Rembrandt in Context
On Tuesday the 25th of April a group of lucky Russians and foreigners were invited to special private viewing of an exhibition at the Pushkin State Museum of Fine Arts: ‘The Age of Rembrandt and Vermeer, masterpieces of the Leiden Collection’. The main sponsor of the evening was Brookes School.
The exhibition, which is open until July the 22nd comprises of a selection of 82 masterpieces drawn from the Leiden Collection, which is one of the most significant collections of 17th century Dutch paintings in the world. The exhibition weighs heavily on the work of Rembrandt van Rijn (1606-1669), his students and contemporaries. The viewer may be surprised to discover that the Dutch school, at least in the 17th century was a lot wider in artistic taste than Hieronymus Bosch, Johannes Vermeer, and even Van Dyck.
When Rembrandt moved to Amsterdam in the early 1930s he began painting portraits for wealthy merchants, and the Leiden collection contains four exemplary portraits and tronies produced during those years including ‘Young Girl in a Gold-Trimmed Cloak’ and ‘Portrait of a Man in a Red Coat’.
We are used to seeing Rembrandt in isolation – in solo exhibitions all over the world, and it is truly interesting to see, in this exhibition, the quite classical background of contemporary art during Rembrandt’s lifetime. The Rembrandts on display are not the world’s most famous, but they reveal another, less familiar side of Rembrandt.
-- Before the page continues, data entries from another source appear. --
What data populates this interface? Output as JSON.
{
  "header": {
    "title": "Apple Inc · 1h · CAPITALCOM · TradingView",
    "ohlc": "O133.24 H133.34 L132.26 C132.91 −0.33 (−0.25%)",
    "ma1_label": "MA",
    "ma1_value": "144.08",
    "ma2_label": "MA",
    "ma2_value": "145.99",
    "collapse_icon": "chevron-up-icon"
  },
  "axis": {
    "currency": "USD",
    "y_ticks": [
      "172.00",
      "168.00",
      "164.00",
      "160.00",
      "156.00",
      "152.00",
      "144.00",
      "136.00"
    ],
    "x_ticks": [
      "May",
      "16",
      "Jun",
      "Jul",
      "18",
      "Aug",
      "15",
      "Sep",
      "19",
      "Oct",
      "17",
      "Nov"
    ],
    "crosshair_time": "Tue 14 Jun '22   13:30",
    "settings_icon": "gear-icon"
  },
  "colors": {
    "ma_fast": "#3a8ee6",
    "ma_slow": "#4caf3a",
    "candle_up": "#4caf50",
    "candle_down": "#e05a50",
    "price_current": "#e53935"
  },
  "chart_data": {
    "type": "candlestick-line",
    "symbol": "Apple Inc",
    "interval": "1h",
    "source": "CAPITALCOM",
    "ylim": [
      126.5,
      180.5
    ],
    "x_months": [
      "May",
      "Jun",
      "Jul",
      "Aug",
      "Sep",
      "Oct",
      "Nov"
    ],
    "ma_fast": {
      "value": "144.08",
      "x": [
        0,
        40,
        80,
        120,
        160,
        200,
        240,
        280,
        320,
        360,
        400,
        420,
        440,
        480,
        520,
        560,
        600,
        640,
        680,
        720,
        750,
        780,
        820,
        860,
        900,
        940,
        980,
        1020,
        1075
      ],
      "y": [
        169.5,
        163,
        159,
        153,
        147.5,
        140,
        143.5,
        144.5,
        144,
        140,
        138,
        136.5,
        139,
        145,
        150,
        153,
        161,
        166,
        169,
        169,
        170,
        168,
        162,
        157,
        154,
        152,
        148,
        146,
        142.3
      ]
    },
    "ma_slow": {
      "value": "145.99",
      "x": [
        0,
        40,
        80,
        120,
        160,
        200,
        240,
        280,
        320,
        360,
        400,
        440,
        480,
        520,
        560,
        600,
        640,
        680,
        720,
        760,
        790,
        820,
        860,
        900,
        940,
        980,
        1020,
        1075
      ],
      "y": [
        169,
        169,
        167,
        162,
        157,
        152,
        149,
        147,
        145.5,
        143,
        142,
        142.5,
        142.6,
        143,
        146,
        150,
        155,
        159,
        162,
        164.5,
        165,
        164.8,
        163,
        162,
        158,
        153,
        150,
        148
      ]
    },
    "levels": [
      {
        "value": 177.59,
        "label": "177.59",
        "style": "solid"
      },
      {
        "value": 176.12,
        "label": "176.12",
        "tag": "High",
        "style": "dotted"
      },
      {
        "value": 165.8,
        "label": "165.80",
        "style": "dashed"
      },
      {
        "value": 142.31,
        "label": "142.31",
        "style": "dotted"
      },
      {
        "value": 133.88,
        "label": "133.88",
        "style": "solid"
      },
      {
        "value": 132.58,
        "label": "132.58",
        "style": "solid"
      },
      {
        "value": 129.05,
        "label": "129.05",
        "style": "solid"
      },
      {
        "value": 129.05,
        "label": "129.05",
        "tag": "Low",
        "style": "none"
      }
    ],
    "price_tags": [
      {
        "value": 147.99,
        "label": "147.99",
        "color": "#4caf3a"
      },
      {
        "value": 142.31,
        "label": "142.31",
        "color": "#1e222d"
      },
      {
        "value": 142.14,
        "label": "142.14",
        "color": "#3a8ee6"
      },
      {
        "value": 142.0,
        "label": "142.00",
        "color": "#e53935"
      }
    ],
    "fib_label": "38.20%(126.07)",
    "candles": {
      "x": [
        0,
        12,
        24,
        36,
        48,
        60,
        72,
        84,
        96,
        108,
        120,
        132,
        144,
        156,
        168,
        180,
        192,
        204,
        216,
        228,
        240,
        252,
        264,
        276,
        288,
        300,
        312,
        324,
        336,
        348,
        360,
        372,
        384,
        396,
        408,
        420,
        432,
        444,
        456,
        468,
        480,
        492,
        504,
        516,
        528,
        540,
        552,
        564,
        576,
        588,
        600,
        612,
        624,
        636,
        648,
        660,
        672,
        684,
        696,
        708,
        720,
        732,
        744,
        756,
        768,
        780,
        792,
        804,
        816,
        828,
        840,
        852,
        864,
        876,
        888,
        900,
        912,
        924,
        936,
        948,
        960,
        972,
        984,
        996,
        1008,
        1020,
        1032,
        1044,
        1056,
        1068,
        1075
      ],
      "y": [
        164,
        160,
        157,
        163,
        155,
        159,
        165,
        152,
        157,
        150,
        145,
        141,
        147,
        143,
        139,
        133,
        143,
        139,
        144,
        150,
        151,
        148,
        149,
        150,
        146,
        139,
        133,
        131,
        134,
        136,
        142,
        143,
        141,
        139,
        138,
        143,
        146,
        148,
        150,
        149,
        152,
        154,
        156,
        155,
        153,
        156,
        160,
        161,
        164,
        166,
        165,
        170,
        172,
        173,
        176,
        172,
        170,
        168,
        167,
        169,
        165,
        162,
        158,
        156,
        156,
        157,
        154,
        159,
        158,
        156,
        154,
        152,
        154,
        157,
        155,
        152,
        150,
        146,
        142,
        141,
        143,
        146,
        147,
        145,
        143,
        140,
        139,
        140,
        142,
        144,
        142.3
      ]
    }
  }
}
‘Minerva in Her Study’ painted in 1635 reveals that Rembrandt was a highly skilled draftsman and colourist before he became the oil painting psychoanalyst of human kind. His technique, at 29 was quite in line with that of his Dutch hyper realists – amazing attention to detail, although the painting is perhaps a little too honest and unflattering. The painting shows the same complete mastery of the portrayal of texture, light and detail attention to detail as can be seen in Rembrandt’s colleague Jan Lievan’s ‘Boy in a Cape and Turban’ painted in 1631, and yet is somewhat freer in brush strokes an, expression and subject matter.
The exhibition hosts a number of other prominent Dutch painters of the time, and in this the exhibition shows the fallacies of studying art from art history books alone. Art history books, (and national galleries) tend to hop from one great master at a time and fail to provide adequate context. If you want to see with your own two eyes the kind of artistic environment Rembrandt was working in, visit this exhibition. It helped me grasp the full extent of Rembrandt’s bravery, audacity and sheer genius.